Blacker’s vocals aren’t really a “spotlight” section of the track – there are no huge, “Holy crap” moments to this performance, but it remains steadily interesting and sonically attractive. Blacker’s timbre is small but sturdy – she sings her way around corners and through tiny spaces under chairs and tables. Blacker is like the mouse that appears out of nowhere and leads you on a chase through sections of your house you didn’t even know existed.

Mount Peru – “Crooked Road Blues”
Sometimes the screen fades to black, and when it comes back, it is very, very apparent that we are in a wacked-out dream sequence. “Crooked Road Blues” opens up with a smash of the surreal; a sound that sets the bizarre darkened-corners scene of this song’s world.

The dreamworld of “Crooked Road Blues” calls in elements from other “worlds” (read: genres). The muted trumpet, for example, is not particularly famous for its placement in Americana music for some reason, perhaps there weren’t any hard-boiled detective stories back then. “Crooked Road Blues” plods along as if it’s staggering around a well-used battlefield, and still seeing the echoes and ghosts of that battle. It’s hard to tell whether we’re pre- or post- the end of the world here, but this song’s world is truly left hanging on by singed and tattered edges.

Glenn Yoder – “Okono Road”
Folk music is not just an excuse to buy some old wooden instruments and not plug anything in. Folk music, at its core and source of origination; was a communicational tool for the community. You know, the folks. It could stand to reason, then, that a song could be named after a place as a sort of map marker. Whether it’s memorializing a famous (or infamous) location or simply making it famous; Glenn Yoder’s “Okono Road” is a perfect example of the roots of Americana music, as redundant as that may sound.

It is further refreshing that “Okono Road” is not all zithers and plinkety-plink strings. Yoder and his minstrels break free of the “normal” woodsy trappings of the Americana genre and let things get a little bigger than one might expect.
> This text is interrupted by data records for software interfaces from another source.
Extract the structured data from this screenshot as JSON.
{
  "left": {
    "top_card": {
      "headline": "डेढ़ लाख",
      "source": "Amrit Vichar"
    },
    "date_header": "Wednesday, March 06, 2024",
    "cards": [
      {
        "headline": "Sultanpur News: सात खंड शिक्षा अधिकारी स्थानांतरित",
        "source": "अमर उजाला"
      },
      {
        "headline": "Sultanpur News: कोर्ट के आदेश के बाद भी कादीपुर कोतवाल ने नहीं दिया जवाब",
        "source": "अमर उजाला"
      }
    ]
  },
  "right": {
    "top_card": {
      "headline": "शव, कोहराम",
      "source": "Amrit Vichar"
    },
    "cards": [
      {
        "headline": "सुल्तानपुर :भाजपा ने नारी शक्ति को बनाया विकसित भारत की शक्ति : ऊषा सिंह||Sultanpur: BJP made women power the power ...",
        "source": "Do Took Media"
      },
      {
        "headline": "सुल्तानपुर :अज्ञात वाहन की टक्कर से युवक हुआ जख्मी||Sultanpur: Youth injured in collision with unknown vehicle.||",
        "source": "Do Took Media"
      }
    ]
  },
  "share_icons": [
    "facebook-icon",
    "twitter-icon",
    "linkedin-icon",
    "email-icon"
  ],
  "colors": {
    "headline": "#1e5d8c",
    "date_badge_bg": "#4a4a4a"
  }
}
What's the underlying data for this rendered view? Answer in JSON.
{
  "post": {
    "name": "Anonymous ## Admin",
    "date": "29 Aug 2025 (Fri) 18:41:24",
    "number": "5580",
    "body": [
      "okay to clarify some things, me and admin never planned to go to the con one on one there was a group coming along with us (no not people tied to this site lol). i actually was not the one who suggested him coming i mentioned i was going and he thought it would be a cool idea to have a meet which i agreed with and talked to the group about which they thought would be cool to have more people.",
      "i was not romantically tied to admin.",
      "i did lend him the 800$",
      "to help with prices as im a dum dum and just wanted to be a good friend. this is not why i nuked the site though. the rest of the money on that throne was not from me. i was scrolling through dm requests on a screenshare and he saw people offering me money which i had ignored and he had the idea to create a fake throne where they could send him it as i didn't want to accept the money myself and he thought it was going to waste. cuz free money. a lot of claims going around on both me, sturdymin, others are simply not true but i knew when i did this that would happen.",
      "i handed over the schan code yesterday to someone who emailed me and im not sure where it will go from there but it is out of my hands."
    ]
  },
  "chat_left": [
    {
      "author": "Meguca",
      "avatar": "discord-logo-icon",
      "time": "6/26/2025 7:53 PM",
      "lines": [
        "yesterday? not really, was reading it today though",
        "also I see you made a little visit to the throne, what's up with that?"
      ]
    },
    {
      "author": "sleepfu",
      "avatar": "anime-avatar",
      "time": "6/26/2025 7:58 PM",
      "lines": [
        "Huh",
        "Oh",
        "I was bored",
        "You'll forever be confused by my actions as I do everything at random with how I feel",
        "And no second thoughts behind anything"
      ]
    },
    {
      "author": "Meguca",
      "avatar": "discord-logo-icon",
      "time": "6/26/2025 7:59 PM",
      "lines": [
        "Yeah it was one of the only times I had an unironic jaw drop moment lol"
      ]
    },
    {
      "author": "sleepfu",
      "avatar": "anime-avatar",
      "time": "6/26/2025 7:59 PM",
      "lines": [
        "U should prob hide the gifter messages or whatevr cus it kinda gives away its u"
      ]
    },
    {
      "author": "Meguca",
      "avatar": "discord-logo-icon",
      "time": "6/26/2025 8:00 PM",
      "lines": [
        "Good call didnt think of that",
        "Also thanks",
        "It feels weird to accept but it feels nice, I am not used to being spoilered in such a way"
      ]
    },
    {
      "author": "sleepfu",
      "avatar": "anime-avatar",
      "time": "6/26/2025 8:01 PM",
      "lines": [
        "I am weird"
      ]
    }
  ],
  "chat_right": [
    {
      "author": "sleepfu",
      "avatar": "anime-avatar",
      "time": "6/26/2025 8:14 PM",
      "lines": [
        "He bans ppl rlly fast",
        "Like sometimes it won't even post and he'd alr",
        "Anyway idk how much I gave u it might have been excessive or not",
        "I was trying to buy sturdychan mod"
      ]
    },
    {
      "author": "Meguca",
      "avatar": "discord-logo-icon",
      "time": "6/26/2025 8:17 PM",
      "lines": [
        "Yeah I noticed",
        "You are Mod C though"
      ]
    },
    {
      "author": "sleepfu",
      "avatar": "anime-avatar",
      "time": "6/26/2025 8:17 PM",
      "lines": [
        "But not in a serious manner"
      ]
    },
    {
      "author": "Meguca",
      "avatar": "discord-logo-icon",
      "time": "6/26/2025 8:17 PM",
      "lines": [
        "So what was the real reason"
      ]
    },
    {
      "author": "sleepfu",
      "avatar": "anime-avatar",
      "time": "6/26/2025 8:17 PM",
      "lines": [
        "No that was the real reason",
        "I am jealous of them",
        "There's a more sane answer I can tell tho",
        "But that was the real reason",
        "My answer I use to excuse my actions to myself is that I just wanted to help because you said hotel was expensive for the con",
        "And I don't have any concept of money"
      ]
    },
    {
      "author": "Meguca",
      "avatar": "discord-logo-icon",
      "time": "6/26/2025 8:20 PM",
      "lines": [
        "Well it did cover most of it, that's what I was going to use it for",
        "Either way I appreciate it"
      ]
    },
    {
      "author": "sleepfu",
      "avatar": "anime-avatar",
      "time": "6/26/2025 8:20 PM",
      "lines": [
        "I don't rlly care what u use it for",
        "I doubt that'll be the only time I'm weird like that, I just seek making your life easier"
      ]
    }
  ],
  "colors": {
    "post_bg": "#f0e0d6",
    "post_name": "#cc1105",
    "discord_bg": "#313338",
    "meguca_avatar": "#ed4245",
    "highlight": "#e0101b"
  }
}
The recurring parts of this song make it as familiar as an old road that you have come to enjoy traversing. The modern elements of “Okono Road” make it bridge the time-gap between “Americana” and today’s sense of, well, “America.” Is Glenn Yoder a true American? Of course he is. Just listen.

Big East – “Camel Blues”
We must remember that if this idea of folksy Americana never pushed through, we’d all still be hanging out in the woods or in log cabins or something. We’d probably all be a lot more mellow and there’d be less traffic (but an infinite amount of more horses, so take your pick there).

“Camel Blues” carries with it a solid punch of energy; best expressed in the phrasing of the chorus. The action of the chorus is reminiscent of the action of a shotgun. The song loads up, pumps the action and then blasts away with a blasting end-of-chorus. This emphasis on the final part of the phrase gives the chorus enough punch to carry the whole rest of the song wherever it wants to go.

Cactus Attack – “Dean”
This music is supposed to be all-inclusive. That’s another nigh-lost inference from the name of the genre. Cactus Attack takes it upon themselves to try to make this title mean something again, man in “Dean,” a late-evening sing-along that makes space for anyone who wants to join in, regardless of vocal range or possible inebriation.

Inebriation might help capture the lazy spirit of “Dean,” different parts and pieces alternately join in and pass out; creating not a “gang” feel but more of a “group” feel. It’s exciting to be part of the “gang,” but is is sometimes more rewarding (and a lot safer) to be part of a group. Mainly because you never hear about “group-wars.” This track parties along the trail like a roving gang of people who you are glad are not driving. It’s easy to get caught up in the merry tide if you let it happen – and it is very, very easy to let it happen.

Leave a Comment

Leave a Reply

Fill in your details below or click an icon to log in: Logo

You are commenting using your account. Log Out / Change )

Twitter picture

You are commenting using your Twitter account. Log Out / Change )

Facebook photo

You are commenting using your Facebook account. Log Out / Change )

Google+ photo

You are commenting using your Google+ account. Log Out / Change )

Connecting to %s

%d bloggers like this: